### [Given information]
○ ○ ○ ○ ○ ○ ○
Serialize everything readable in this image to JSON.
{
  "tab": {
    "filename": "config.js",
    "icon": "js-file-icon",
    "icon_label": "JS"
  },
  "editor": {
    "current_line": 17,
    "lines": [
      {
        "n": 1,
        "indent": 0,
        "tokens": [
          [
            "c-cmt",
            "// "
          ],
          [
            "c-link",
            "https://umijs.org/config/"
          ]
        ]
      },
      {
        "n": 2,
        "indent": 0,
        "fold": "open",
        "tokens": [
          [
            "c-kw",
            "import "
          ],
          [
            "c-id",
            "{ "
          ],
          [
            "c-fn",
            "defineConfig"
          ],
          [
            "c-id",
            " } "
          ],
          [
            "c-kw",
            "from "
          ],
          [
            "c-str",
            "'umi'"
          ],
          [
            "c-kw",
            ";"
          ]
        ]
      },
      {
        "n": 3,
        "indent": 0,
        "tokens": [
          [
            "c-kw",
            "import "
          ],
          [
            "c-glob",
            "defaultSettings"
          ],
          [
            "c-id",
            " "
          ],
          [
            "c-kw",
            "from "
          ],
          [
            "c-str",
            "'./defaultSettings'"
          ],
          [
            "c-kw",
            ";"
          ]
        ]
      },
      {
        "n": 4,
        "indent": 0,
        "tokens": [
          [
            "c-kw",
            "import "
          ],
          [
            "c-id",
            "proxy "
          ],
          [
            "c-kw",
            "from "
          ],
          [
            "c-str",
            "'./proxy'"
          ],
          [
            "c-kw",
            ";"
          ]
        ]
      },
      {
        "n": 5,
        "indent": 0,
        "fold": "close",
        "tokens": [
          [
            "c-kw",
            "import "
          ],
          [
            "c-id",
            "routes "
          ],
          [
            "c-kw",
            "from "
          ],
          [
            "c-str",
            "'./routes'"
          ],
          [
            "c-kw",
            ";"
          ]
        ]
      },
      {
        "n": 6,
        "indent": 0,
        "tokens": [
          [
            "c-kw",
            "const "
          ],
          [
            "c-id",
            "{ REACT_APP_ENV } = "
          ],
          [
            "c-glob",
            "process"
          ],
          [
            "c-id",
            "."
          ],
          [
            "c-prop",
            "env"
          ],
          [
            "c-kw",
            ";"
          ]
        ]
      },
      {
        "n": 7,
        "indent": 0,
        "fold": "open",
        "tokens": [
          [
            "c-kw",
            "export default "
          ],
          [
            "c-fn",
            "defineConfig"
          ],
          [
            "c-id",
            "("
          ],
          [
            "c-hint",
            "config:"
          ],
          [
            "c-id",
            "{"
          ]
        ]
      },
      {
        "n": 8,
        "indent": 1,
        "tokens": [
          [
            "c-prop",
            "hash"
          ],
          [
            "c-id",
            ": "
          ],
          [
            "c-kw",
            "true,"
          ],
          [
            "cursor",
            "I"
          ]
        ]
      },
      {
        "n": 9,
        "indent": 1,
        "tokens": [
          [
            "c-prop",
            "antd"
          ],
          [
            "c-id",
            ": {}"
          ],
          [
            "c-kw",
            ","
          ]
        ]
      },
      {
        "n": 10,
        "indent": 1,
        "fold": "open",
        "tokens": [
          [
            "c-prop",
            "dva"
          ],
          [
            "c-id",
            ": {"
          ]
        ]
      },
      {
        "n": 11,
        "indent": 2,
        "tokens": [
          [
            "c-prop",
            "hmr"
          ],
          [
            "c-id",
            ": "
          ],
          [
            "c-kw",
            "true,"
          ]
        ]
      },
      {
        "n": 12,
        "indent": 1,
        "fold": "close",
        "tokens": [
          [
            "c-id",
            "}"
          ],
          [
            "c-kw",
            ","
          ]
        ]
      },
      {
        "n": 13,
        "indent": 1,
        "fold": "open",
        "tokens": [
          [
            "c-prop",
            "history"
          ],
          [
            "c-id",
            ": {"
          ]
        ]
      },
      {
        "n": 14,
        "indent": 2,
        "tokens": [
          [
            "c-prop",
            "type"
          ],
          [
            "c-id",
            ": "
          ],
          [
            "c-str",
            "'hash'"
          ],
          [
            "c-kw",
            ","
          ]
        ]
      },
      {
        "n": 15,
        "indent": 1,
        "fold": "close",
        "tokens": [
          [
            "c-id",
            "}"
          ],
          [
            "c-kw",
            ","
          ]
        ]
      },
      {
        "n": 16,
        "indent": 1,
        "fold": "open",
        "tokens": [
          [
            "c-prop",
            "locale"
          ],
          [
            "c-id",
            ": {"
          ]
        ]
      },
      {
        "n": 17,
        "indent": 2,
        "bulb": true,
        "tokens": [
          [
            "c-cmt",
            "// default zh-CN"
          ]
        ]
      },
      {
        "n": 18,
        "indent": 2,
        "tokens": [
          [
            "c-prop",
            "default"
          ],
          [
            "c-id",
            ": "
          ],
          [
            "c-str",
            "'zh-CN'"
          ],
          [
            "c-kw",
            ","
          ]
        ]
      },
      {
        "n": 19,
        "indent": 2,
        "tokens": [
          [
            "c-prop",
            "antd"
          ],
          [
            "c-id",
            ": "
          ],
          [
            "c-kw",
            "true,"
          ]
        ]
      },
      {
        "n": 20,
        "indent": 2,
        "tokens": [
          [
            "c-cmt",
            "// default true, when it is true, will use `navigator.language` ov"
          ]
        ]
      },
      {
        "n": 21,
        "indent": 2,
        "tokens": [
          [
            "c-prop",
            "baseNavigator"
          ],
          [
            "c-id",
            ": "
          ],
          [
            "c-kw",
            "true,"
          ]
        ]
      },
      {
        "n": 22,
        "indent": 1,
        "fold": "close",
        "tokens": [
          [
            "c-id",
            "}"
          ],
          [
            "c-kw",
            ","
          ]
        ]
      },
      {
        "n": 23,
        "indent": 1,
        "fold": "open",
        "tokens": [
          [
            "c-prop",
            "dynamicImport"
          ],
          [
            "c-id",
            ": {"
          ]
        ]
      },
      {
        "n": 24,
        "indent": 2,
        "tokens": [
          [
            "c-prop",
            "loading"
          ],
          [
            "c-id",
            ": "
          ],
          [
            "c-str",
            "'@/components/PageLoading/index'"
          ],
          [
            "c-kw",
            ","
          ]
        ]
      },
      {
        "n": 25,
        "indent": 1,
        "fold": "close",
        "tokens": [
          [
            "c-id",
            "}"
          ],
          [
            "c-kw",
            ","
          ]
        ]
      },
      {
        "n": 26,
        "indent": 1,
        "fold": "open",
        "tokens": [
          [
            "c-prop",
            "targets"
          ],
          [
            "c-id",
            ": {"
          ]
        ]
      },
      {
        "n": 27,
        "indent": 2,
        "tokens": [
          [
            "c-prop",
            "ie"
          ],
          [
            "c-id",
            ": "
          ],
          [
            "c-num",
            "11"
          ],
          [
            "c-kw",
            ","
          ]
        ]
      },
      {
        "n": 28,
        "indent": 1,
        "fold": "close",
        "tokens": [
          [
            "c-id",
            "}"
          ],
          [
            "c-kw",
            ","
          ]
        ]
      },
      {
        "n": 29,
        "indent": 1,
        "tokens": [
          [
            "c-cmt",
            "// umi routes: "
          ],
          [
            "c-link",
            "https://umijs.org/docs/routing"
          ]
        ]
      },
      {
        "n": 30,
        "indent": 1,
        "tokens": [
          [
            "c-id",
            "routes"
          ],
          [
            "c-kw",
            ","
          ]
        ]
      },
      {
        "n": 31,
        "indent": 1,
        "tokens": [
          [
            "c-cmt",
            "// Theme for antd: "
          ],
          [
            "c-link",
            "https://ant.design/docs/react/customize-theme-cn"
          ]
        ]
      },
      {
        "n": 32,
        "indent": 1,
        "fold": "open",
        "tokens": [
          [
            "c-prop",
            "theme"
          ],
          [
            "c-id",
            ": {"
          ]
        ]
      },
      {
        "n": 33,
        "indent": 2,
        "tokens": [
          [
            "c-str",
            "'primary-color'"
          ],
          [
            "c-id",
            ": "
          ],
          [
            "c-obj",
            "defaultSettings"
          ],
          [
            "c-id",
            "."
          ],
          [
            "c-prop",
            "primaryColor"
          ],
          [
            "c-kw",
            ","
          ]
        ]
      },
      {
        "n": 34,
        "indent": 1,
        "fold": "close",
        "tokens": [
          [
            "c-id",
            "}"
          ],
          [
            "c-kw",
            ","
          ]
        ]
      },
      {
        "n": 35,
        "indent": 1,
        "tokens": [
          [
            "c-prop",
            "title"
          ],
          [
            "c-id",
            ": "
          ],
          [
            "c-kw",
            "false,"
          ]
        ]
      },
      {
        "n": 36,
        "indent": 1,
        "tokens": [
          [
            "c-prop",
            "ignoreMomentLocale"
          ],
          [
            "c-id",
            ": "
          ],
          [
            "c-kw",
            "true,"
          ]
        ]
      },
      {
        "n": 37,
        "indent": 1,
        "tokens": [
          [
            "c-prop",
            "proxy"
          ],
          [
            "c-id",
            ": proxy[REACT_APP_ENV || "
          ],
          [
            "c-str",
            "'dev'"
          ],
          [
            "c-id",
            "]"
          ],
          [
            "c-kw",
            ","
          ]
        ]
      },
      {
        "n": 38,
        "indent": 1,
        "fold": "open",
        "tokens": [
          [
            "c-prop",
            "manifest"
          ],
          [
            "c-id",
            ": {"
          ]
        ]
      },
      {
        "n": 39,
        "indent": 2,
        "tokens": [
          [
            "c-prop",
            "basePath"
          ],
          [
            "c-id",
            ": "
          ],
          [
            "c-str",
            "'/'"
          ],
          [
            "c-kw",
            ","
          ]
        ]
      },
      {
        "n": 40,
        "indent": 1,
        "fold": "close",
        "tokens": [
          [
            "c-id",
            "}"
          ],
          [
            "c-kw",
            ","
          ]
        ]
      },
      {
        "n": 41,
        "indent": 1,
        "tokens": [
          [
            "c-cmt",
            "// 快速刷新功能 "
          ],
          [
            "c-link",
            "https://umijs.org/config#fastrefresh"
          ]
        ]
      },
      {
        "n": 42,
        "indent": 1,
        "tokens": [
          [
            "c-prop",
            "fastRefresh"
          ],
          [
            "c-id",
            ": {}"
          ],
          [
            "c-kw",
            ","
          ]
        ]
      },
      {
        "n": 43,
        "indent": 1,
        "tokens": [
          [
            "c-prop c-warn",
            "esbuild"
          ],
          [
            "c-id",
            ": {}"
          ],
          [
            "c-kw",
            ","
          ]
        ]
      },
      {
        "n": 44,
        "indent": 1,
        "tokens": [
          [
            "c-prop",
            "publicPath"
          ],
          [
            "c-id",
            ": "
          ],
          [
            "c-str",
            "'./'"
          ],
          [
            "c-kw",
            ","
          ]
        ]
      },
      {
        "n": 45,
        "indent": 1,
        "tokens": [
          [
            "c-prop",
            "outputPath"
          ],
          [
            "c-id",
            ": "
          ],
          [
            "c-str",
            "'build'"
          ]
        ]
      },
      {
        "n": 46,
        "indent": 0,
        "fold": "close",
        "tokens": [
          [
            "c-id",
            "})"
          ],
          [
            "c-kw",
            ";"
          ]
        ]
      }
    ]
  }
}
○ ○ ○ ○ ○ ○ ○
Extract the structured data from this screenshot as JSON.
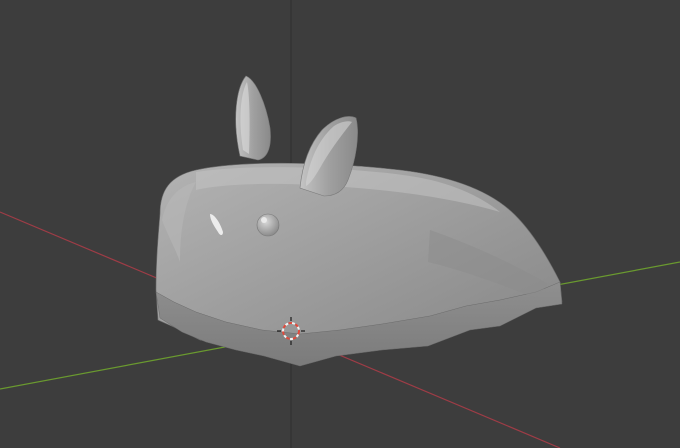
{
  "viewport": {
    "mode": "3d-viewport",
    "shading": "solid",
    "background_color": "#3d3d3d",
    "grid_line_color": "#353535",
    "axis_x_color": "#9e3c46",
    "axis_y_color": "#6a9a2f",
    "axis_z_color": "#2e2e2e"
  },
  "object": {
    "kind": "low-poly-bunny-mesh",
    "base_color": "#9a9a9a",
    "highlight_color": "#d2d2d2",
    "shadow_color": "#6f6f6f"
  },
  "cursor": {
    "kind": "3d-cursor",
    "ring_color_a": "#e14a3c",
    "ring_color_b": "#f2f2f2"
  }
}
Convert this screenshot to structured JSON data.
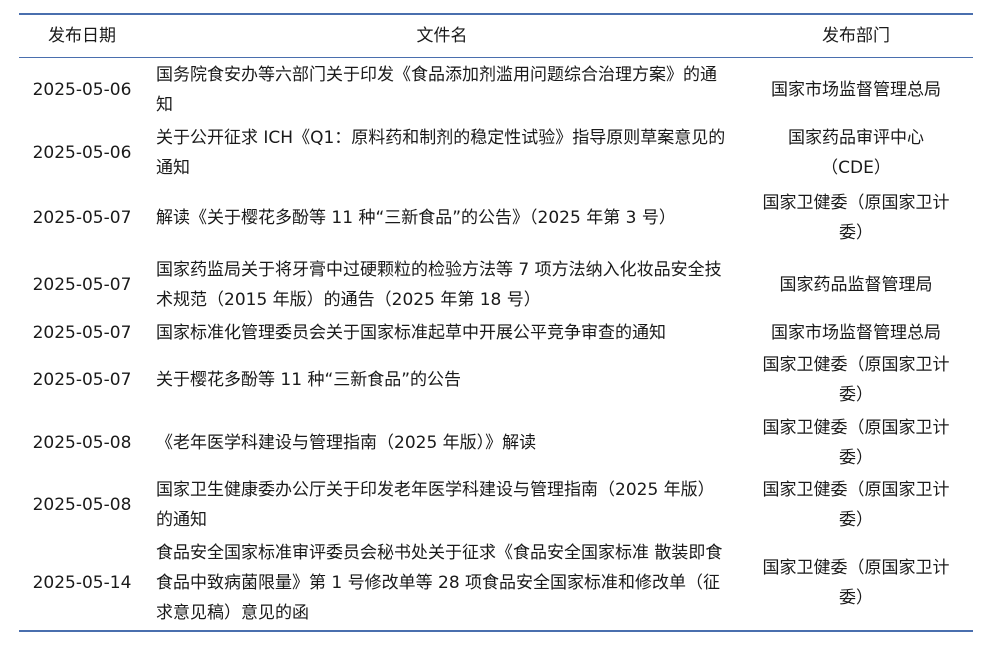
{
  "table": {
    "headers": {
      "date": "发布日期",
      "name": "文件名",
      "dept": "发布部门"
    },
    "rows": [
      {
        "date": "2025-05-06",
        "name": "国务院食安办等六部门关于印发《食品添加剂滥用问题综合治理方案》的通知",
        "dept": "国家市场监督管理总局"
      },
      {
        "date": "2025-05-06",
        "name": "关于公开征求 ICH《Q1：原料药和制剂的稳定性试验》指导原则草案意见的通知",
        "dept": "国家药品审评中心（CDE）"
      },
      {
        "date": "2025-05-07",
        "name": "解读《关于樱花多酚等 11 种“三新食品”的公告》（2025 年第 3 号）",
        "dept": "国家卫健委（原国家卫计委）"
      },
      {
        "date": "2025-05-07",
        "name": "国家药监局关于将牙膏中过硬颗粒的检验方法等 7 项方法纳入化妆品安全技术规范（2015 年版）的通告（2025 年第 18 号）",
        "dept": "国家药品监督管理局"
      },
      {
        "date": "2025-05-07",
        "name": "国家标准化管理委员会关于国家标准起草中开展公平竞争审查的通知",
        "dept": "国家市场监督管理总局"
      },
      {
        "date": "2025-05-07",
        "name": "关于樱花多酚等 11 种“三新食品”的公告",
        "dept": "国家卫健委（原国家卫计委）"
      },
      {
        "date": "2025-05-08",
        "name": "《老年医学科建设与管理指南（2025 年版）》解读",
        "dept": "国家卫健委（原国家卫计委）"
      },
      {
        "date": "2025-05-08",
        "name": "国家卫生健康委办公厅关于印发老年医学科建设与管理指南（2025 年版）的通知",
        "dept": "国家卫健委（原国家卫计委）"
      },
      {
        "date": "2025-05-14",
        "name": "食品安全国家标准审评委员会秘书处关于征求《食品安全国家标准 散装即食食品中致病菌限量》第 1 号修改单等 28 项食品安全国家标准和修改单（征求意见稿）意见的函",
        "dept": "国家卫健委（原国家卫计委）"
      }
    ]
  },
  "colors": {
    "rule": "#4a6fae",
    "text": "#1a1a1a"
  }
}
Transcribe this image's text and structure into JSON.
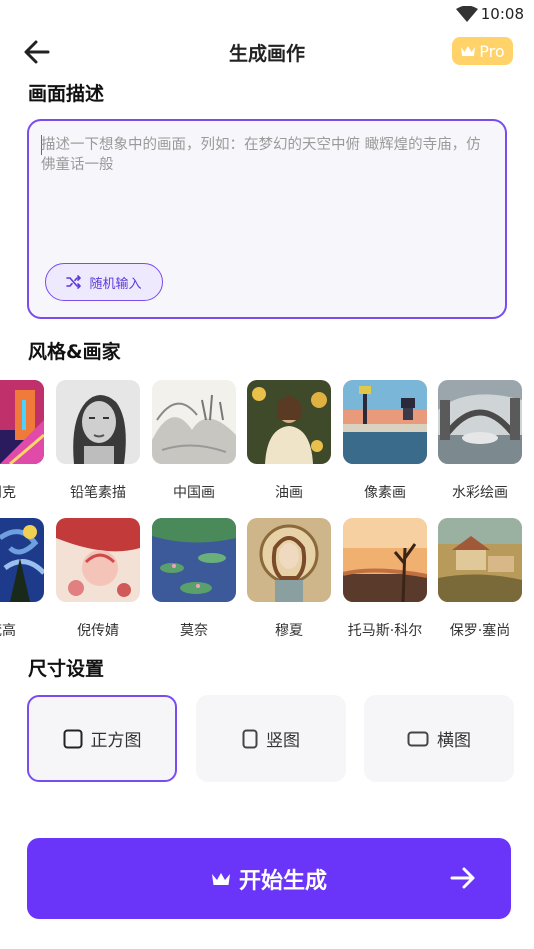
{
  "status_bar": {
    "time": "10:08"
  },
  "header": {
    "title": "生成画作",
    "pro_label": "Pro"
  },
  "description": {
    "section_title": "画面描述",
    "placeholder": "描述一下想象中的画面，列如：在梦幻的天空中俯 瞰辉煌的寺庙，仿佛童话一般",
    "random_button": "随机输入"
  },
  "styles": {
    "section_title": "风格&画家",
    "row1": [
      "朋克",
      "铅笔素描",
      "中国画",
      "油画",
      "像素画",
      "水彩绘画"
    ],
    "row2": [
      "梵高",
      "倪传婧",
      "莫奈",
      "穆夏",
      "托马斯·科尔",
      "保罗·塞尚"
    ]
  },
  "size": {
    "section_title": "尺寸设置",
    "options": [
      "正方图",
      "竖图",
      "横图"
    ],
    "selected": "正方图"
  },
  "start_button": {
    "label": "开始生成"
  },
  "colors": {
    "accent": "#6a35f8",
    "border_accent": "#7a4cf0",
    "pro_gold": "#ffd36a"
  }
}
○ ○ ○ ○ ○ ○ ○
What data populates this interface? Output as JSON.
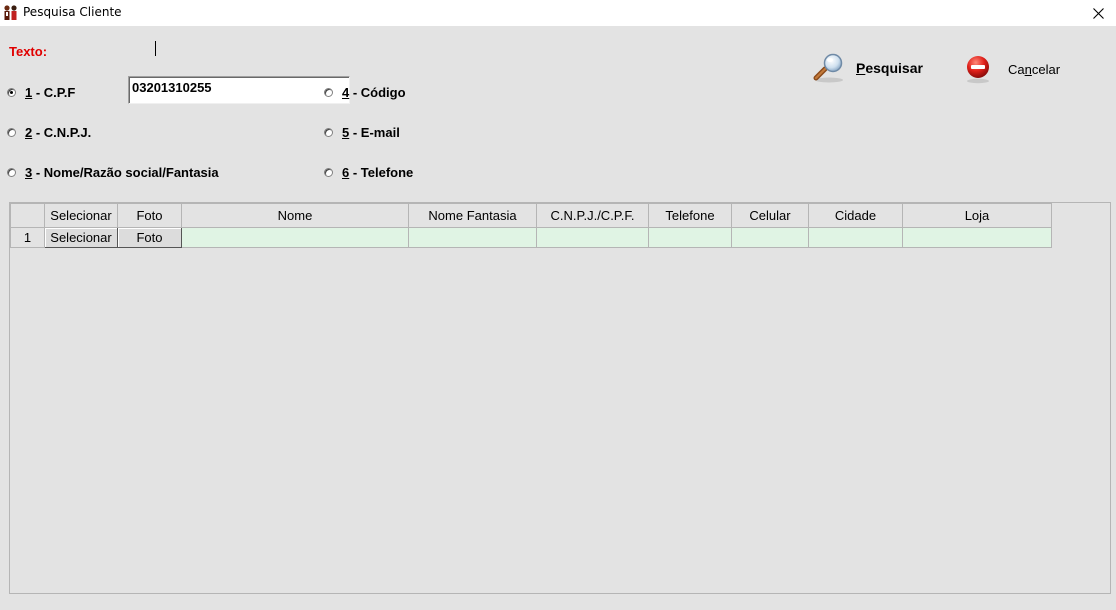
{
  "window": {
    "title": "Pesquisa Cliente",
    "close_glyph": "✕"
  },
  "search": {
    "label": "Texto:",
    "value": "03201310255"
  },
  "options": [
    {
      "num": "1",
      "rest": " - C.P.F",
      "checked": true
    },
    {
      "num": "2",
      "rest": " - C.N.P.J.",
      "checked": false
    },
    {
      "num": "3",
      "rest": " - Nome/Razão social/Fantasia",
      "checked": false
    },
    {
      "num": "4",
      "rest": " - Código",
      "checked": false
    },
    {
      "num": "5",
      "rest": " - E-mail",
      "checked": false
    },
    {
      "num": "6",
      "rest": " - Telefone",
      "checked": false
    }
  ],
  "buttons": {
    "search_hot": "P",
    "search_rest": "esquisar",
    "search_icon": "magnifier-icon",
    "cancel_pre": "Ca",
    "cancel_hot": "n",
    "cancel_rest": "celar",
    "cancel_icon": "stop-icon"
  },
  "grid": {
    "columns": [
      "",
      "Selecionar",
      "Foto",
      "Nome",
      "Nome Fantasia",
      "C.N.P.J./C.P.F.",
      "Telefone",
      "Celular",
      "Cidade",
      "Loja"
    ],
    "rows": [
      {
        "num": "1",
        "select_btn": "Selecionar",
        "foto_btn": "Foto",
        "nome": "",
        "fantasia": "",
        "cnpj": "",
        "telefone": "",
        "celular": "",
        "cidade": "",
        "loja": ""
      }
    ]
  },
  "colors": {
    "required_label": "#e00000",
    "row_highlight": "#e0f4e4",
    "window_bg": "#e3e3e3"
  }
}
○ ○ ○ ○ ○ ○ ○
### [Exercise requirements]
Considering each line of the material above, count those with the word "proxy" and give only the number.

### [The answer]
4